(Items from an interface collection)
******************************

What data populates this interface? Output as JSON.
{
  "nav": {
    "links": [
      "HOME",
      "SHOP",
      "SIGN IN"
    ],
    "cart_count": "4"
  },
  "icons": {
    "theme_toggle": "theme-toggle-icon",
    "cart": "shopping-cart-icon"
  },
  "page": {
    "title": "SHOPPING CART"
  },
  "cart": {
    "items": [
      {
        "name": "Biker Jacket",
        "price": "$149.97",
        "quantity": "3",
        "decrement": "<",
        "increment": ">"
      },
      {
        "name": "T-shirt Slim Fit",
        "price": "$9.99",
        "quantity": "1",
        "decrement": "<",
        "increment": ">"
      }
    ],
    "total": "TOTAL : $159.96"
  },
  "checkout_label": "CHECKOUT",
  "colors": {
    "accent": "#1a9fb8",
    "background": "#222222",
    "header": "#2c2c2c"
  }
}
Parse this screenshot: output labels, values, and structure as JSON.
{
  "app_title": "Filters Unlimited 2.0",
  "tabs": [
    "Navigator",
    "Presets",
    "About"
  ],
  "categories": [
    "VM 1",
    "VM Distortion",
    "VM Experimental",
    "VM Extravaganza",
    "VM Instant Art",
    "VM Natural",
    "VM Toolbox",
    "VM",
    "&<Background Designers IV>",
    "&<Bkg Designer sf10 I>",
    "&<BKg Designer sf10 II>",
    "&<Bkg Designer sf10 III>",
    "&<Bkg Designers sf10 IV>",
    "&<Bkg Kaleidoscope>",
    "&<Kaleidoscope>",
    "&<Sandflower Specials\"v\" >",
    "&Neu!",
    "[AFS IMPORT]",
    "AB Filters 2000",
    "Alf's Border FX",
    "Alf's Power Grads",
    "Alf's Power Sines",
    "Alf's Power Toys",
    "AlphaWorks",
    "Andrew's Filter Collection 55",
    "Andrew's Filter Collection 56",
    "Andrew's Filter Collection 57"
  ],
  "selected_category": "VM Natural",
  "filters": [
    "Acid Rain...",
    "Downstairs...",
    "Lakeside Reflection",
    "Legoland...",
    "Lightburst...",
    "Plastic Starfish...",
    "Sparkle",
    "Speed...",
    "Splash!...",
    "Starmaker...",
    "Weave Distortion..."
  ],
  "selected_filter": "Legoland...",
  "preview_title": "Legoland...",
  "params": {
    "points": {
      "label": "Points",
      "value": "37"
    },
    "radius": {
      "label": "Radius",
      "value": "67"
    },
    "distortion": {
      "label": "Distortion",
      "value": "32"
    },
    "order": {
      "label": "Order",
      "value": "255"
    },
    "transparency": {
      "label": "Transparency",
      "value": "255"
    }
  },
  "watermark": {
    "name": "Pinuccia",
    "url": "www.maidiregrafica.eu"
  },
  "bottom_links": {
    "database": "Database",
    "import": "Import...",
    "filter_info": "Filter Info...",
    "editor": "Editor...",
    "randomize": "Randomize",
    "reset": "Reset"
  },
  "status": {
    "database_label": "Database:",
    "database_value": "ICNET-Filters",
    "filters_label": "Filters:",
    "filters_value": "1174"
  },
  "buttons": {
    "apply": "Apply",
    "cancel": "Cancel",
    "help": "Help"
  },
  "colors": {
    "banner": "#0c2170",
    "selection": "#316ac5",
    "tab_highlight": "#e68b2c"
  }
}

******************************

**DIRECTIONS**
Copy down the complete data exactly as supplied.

**RESULT OF THE EXERCISE**
What data populates this interface? Output as JSON.
{
  "nav": {
    "links": [
      "HOME",
      "SHOP",
      "SIGN IN"
    ],
    "cart_count": "4"
  },
  "icons": {
    "theme_toggle": "theme-toggle-icon",
    "cart": "shopping-cart-icon"
  },
  "page": {
    "title": "SHOPPING CART"
  },
  "cart": {
    "items": [
      {
        "name": "Biker Jacket",
        "price": "$149.97",
        "quantity": "3",
        "decrement": "<",
        "increment": ">"
      },
      {
        "name": "T-shirt Slim Fit",
        "price": "$9.99",
        "quantity": "1",
        "decrement": "<",
        "increment": ">"
      }
    ],
    "total": "TOTAL : $159.96"
  },
  "checkout_label": "CHECKOUT",
  "colors": {
    "accent": "#1a9fb8",
    "background": "#222222",
    "header": "#2c2c2c"
  }
}
Parse this screenshot: output labels, values, and structure as JSON.
{
  "app_title": "Filters Unlimited 2.0",
  "tabs": [
    "Navigator",
    "Presets",
    "About"
  ],
  "categories": [
    "VM 1",
    "VM Distortion",
    "VM Experimental",
    "VM Extravaganza",
    "VM Instant Art",
    "VM Natural",
    "VM Toolbox",
    "VM",
    "&<Background Designers IV>",
    "&<Bkg Designer sf10 I>",
    "&<BKg Designer sf10 II>",
    "&<Bkg Designer sf10 III>",
    "&<Bkg Designers sf10 IV>",
    "&<Bkg Kaleidoscope>",
    "&<Kaleidoscope>",
    "&<Sandflower Specials\"v\" >",
    "&Neu!",
    "[AFS IMPORT]",
    "AB Filters 2000",
    "Alf's Border FX",
    "Alf's Power Grads",
    "Alf's Power Sines",
    "Alf's Power Toys",
    "AlphaWorks",
    "Andrew's Filter Collection 55",
    "Andrew's Filter Collection 56",
    "Andrew's Filter Collection 57"
  ],
  "selected_category": "VM Natural",
  "filters": [
    "Acid Rain...",
    "Downstairs...",
    "Lakeside Reflection",
    "Legoland...",
    "Lightburst...",
    "Plastic Starfish...",
    "Sparkle",
    "Speed...",
    "Splash!...",
    "Starmaker...",
    "Weave Distortion..."
  ],
  "selected_filter": "Legoland...",
  "preview_title": "Legoland...",
  "params": {
    "points": {
      "label": "Points",
      "value": "37"
    },
    "radius": {
      "label": "Radius",
      "value": "67"
    },
    "distortion": {
      "label": "Distortion",
      "value": "32"
    },
    "order": {
      "label": "Order",
      "value": "255"
    },
    "transparency": {
      "label": "Transparency",
      "value": "255"
    }
  },
  "watermark": {
    "name": "Pinuccia",
    "url": "www.maidiregrafica.eu"
  },
  "bottom_links": {
    "database": "Database",
    "import": "Import...",
    "filter_info": "Filter Info...",
    "editor": "Editor...",
    "randomize": "Randomize",
    "reset": "Reset"
  },
  "status": {
    "database_label": "Database:",
    "database_value": "ICNET-Filters",
    "filters_label": "Filters:",
    "filters_value": "1174"
  },
  "buttons": {
    "apply": "Apply",
    "cancel": "Cancel",
    "help": "Help"
  },
  "colors": {
    "banner": "#0c2170",
    "selection": "#316ac5",
    "tab_highlight": "#e68b2c"
  }
}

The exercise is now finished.